# [Data shown]
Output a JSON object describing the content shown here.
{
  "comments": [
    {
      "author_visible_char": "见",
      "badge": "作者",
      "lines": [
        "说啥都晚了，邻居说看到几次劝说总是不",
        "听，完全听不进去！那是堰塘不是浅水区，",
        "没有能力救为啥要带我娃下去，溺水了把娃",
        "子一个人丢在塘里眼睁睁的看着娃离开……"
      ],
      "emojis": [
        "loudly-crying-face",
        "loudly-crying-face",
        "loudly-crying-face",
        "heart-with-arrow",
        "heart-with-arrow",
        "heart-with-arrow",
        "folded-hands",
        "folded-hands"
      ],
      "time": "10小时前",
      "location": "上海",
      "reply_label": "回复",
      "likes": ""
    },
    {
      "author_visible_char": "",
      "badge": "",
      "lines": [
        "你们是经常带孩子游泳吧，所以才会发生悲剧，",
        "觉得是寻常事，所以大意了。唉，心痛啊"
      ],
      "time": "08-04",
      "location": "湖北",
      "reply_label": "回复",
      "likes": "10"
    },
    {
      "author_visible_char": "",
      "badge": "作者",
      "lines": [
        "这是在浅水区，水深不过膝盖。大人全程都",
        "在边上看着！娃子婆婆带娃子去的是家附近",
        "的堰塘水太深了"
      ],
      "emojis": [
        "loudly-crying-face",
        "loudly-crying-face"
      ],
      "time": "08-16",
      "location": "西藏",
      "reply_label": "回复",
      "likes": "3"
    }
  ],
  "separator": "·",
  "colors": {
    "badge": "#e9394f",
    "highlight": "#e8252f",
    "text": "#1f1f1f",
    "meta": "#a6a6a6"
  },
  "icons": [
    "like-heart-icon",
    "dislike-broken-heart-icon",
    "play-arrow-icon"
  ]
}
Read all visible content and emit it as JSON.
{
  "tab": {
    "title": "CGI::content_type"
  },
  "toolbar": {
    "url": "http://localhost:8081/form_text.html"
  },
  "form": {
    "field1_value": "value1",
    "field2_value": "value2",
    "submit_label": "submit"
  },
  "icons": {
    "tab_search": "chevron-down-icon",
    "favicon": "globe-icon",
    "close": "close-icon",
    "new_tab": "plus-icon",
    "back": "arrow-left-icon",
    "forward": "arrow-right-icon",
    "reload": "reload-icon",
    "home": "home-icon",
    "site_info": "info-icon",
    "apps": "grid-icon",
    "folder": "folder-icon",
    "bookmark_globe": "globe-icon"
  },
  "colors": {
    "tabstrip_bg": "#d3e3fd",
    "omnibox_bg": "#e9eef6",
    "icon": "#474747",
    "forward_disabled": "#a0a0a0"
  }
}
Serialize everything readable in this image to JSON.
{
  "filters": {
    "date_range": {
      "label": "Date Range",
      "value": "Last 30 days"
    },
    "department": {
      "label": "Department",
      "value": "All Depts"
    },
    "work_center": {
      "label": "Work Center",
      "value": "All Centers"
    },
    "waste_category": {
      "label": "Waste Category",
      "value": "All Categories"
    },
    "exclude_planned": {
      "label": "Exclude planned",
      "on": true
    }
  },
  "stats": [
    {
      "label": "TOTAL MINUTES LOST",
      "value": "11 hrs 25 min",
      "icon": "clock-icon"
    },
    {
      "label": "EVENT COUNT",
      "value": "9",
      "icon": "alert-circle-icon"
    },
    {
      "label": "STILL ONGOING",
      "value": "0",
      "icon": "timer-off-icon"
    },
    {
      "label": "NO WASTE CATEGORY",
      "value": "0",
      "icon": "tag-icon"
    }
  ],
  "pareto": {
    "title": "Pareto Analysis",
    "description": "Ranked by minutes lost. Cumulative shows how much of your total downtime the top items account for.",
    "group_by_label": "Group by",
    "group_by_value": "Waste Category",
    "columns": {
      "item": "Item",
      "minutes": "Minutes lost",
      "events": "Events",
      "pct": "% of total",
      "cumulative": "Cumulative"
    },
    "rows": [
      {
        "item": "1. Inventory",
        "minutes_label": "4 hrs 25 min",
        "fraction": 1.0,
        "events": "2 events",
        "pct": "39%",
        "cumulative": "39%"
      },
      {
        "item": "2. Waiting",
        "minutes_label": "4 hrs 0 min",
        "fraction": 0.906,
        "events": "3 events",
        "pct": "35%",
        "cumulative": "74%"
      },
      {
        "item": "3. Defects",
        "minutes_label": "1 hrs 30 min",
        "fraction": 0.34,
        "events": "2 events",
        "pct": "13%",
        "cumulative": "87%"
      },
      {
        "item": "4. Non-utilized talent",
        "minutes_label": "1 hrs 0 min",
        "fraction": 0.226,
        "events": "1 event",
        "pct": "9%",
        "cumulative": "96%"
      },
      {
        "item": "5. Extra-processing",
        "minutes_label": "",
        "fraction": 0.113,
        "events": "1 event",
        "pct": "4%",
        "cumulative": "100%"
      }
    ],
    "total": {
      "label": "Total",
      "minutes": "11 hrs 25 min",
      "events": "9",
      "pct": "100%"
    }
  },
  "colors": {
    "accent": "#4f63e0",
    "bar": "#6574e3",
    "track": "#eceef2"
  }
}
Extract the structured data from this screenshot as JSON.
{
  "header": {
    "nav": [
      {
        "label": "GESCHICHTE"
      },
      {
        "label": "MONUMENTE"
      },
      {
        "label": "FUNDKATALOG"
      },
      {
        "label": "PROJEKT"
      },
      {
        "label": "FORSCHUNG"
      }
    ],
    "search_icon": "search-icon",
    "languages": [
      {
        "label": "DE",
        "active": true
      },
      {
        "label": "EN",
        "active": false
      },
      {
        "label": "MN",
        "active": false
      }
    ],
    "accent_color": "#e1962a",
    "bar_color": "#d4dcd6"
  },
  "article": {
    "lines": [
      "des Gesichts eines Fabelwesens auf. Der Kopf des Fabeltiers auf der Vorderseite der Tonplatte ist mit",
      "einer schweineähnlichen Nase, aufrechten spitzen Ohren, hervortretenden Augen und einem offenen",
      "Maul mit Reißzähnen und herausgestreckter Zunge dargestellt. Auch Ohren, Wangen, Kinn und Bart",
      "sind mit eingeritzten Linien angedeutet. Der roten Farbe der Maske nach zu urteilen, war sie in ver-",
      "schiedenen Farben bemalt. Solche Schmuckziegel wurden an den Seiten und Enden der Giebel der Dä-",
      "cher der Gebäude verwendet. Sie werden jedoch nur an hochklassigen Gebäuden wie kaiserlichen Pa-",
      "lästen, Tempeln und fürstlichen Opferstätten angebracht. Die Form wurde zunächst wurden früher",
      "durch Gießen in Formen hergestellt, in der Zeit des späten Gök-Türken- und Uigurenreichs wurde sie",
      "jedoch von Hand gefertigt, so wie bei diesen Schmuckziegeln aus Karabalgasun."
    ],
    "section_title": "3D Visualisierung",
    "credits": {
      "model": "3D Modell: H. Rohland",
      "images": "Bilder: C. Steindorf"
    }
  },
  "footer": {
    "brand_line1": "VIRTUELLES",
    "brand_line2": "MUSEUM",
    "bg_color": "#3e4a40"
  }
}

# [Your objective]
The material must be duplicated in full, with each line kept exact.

# [Answer below]
Output a JSON object describing the content shown here.
{
  "comments": [
    {
      "author_visible_char": "见",
      "badge": "作者",
      "lines": [
        "说啥都晚了，邻居说看到几次劝说总是不",
        "听，完全听不进去！那是堰塘不是浅水区，",
        "没有能力救为啥要带我娃下去，溺水了把娃",
        "子一个人丢在塘里眼睁睁的看着娃离开……"
      ],
      "emojis": [
        "loudly-crying-face",
        "loudly-crying-face",
        "loudly-crying-face",
        "heart-with-arrow",
        "heart-with-arrow",
        "heart-with-arrow",
        "folded-hands",
        "folded-hands"
      ],
      "time": "10小时前",
      "location": "上海",
      "reply_label": "回复",
      "likes": ""
    },
    {
      "author_visible_char": "",
      "badge": "",
      "lines": [
        "你们是经常带孩子游泳吧，所以才会发生悲剧，",
        "觉得是寻常事，所以大意了。唉，心痛啊"
      ],
      "time": "08-04",
      "location": "湖北",
      "reply_label": "回复",
      "likes": "10"
    },
    {
      "author_visible_char": "",
      "badge": "作者",
      "lines": [
        "这是在浅水区，水深不过膝盖。大人全程都",
        "在边上看着！娃子婆婆带娃子去的是家附近",
        "的堰塘水太深了"
      ],
      "emojis": [
        "loudly-crying-face",
        "loudly-crying-face"
      ],
      "time": "08-16",
      "location": "西藏",
      "reply_label": "回复",
      "likes": "3"
    }
  ],
  "separator": "·",
  "colors": {
    "badge": "#e9394f",
    "highlight": "#e8252f",
    "text": "#1f1f1f",
    "meta": "#a6a6a6"
  },
  "icons": [
    "like-heart-icon",
    "dislike-broken-heart-icon",
    "play-arrow-icon"
  ]
}
Read all visible content and emit it as JSON.
{
  "tab": {
    "title": "CGI::content_type"
  },
  "toolbar": {
    "url": "http://localhost:8081/form_text.html"
  },
  "form": {
    "field1_value": "value1",
    "field2_value": "value2",
    "submit_label": "submit"
  },
  "icons": {
    "tab_search": "chevron-down-icon",
    "favicon": "globe-icon",
    "close": "close-icon",
    "new_tab": "plus-icon",
    "back": "arrow-left-icon",
    "forward": "arrow-right-icon",
    "reload": "reload-icon",
    "home": "home-icon",
    "site_info": "info-icon",
    "apps": "grid-icon",
    "folder": "folder-icon",
    "bookmark_globe": "globe-icon"
  },
  "colors": {
    "tabstrip_bg": "#d3e3fd",
    "omnibox_bg": "#e9eef6",
    "icon": "#474747",
    "forward_disabled": "#a0a0a0"
  }
}
Serialize everything readable in this image to JSON.
{
  "filters": {
    "date_range": {
      "label": "Date Range",
      "value": "Last 30 days"
    },
    "department": {
      "label": "Department",
      "value": "All Depts"
    },
    "work_center": {
      "label": "Work Center",
      "value": "All Centers"
    },
    "waste_category": {
      "label": "Waste Category",
      "value": "All Categories"
    },
    "exclude_planned": {
      "label": "Exclude planned",
      "on": true
    }
  },
  "stats": [
    {
      "label": "TOTAL MINUTES LOST",
      "value": "11 hrs 25 min",
      "icon": "clock-icon"
    },
    {
      "label": "EVENT COUNT",
      "value": "9",
      "icon": "alert-circle-icon"
    },
    {
      "label": "STILL ONGOING",
      "value": "0",
      "icon": "timer-off-icon"
    },
    {
      "label": "NO WASTE CATEGORY",
      "value": "0",
      "icon": "tag-icon"
    }
  ],
  "pareto": {
    "title": "Pareto Analysis",
    "description": "Ranked by minutes lost. Cumulative shows how much of your total downtime the top items account for.",
    "group_by_label": "Group by",
    "group_by_value": "Waste Category",
    "columns": {
      "item": "Item",
      "minutes": "Minutes lost",
      "events": "Events",
      "pct": "% of total",
      "cumulative": "Cumulative"
    },
    "rows": [
      {
        "item": "1. Inventory",
        "minutes_label": "4 hrs 25 min",
        "fraction": 1.0,
        "events": "2 events",
        "pct": "39%",
        "cumulative": "39%"
      },
      {
        "item": "2. Waiting",
        "minutes_label": "4 hrs 0 min",
        "fraction": 0.906,
        "events": "3 events",
        "pct": "35%",
        "cumulative": "74%"
      },
      {
        "item": "3. Defects",
        "minutes_label": "1 hrs 30 min",
        "fraction": 0.34,
        "events": "2 events",
        "pct": "13%",
        "cumulative": "87%"
      },
      {
        "item": "4. Non-utilized talent",
        "minutes_label": "1 hrs 0 min",
        "fraction": 0.226,
        "events": "1 event",
        "pct": "9%",
        "cumulative": "96%"
      },
      {
        "item": "5. Extra-processing",
        "minutes_label": "",
        "fraction": 0.113,
        "events": "1 event",
        "pct": "4%",
        "cumulative": "100%"
      }
    ],
    "total": {
      "label": "Total",
      "minutes": "11 hrs 25 min",
      "events": "9",
      "pct": "100%"
    }
  },
  "colors": {
    "accent": "#4f63e0",
    "bar": "#6574e3",
    "track": "#eceef2"
  }
}
Extract the structured data from this screenshot as JSON.
{
  "header": {
    "nav": [
      {
        "label": "GESCHICHTE"
      },
      {
        "label": "MONUMENTE"
      },
      {
        "label": "FUNDKATALOG"
      },
      {
        "label": "PROJEKT"
      },
      {
        "label": "FORSCHUNG"
      }
    ],
    "search_icon": "search-icon",
    "languages": [
      {
        "label": "DE",
        "active": true
      },
      {
        "label": "EN",
        "active": false
      },
      {
        "label": "MN",
        "active": false
      }
    ],
    "accent_color": "#e1962a",
    "bar_color": "#d4dcd6"
  },
  "article": {
    "lines": [
      "des Gesichts eines Fabelwesens auf. Der Kopf des Fabeltiers auf der Vorderseite der Tonplatte ist mit",
      "einer schweineähnlichen Nase, aufrechten spitzen Ohren, hervortretenden Augen und einem offenen",
      "Maul mit Reißzähnen und herausgestreckter Zunge dargestellt. Auch Ohren, Wangen, Kinn und Bart",
      "sind mit eingeritzten Linien angedeutet. Der roten Farbe der Maske nach zu urteilen, war sie in ver-",
      "schiedenen Farben bemalt. Solche Schmuckziegel wurden an den Seiten und Enden der Giebel der Dä-",
      "cher der Gebäude verwendet. Sie werden jedoch nur an hochklassigen Gebäuden wie kaiserlichen Pa-",
      "lästen, Tempeln und fürstlichen Opferstätten angebracht. Die Form wurde zunächst wurden früher",
      "durch Gießen in Formen hergestellt, in der Zeit des späten Gök-Türken- und Uigurenreichs wurde sie",
      "jedoch von Hand gefertigt, so wie bei diesen Schmuckziegeln aus Karabalgasun."
    ],
    "section_title": "3D Visualisierung",
    "credits": {
      "model": "3D Modell: H. Rohland",
      "images": "Bilder: C. Steindorf"
    }
  },
  "footer": {
    "brand_line1": "VIRTUELLES",
    "brand_line2": "MUSEUM",
    "bg_color": "#3e4a40"
  }
}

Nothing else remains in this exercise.